Giant crab is a high-value species that supports small fisheries in Tasmania, South Australia and Victoria, but all three states face ongoing difficulties in collecting detailed data on the catch.

Project leader, Dr Scott Hadley from IMAS at the University of Tasmania, said crab size is a critical step in stock assessment modelling.

“Collecting data at sea is especially difficult in this fishery, because conditions are often rough and only a small number of individual crabs are captured on most days. This means it’s difficult to track the status of the stock,” Dr Hadley said.

“Currently, the assessment of giant crab relies on catch rate data, but this data can be unclear due to the small number of operators in each fishery.”

To address these data collection difficulties in the fishery, giant crab fishers are working with researchers from IMAS, the South Australia Research and Development Institute (SARDI) and the Victorian Fisheries Authority (VFA), in a project supported by the Fisheries Research and Development Corporation (FRDC).

“Our aim is to develop an effective, low-cost data collection method using an image recognition system, which will take photos of the giant crabs’ carapace, or top shell, and analyse the images to determine their length and sex,” Dr Hadley said.

“Automated computer formulas will also use the photos to identify individual crabs through colour patterns on their carapace. This speckled colouration remains unaltered after shell moulting, so is potentially equivalent to a unique fingerprint.”

In the future, researchers may be able to use this ‘fingerprint’ shell pattern to track changes in the size of recaptured crabs and determine their growth.

“To make sure our measurements are accurate, we’ll also test the computer formulas to see if they can account for different factors that may affect size estimates during image analysis, such as vibration from fishing vessels, the angle of the crab and varying light conditions,” Dr Hadley said.

The final results will rely on the evaluation of size measurement accuracy and a risk assessment to investigate the impact of inaccurate estimates on the stock biomass assessment.

The researchers expect that the project will significantly contribute to improving the giant crab stock assessment, and give greater certainty in fishery management decisions.


The project is funded by the Fisheries Research and Development Corporation on behalf of the Australian Government.

Images: Researchers using cameras and sensors to capture images of giant crabs. The data will enable researchers to estimate crab size, classify them by sex and identify individual crabs. (Photos: Weijun An)

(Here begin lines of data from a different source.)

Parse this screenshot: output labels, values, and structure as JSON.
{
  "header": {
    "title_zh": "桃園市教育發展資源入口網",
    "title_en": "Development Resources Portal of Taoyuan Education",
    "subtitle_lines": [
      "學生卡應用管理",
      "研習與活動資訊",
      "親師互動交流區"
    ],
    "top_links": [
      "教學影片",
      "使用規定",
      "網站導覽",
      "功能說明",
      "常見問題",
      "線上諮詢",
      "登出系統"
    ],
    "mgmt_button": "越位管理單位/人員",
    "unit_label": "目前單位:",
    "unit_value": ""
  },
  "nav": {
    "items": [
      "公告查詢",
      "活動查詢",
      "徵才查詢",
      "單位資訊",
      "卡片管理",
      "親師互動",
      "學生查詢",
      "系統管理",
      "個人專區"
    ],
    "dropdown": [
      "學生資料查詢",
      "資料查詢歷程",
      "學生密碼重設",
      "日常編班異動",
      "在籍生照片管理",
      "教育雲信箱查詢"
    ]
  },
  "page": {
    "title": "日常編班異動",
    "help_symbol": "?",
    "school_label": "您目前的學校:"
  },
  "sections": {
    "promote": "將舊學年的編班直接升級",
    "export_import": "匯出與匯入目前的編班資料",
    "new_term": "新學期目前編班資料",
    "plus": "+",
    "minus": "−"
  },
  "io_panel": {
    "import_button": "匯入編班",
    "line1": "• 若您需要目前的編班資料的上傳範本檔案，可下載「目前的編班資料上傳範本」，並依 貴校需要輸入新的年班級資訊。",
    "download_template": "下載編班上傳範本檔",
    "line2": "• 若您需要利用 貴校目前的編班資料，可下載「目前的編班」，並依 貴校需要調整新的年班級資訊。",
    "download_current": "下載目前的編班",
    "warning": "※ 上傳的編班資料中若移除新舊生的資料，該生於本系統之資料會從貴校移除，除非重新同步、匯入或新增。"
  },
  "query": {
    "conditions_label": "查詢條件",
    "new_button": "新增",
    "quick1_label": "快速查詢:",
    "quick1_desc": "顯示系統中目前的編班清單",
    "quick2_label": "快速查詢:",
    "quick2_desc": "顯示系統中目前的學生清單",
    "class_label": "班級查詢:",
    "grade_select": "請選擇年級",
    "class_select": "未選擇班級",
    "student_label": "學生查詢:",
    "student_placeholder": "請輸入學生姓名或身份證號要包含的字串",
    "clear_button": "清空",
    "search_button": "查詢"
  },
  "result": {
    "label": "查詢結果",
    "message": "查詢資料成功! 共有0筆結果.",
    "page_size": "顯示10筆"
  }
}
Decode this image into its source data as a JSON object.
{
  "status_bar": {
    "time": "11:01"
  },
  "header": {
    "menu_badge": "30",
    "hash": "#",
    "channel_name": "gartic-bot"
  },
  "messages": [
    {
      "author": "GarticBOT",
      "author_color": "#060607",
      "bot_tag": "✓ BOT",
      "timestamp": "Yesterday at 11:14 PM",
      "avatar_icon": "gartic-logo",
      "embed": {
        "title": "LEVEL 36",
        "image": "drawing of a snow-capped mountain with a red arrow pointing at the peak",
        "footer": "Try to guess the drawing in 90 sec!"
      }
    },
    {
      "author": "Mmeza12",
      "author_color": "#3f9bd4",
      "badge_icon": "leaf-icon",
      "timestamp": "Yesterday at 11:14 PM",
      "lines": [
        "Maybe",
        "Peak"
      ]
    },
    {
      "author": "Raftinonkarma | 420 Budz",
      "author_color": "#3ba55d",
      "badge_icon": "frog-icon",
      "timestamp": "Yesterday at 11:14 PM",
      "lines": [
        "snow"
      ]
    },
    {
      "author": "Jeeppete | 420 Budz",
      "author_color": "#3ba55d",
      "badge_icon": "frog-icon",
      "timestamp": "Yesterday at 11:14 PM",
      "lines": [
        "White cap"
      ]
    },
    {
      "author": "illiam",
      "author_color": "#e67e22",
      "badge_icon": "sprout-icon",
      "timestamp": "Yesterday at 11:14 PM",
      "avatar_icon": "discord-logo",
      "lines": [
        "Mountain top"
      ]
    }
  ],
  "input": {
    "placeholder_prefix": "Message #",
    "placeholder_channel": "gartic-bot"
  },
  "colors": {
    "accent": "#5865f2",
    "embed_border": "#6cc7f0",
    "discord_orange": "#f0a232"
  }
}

Published 28 September 2021

Authorised by the Executive Director, Institute for Marine and Antarctic Studies
September 28, 2021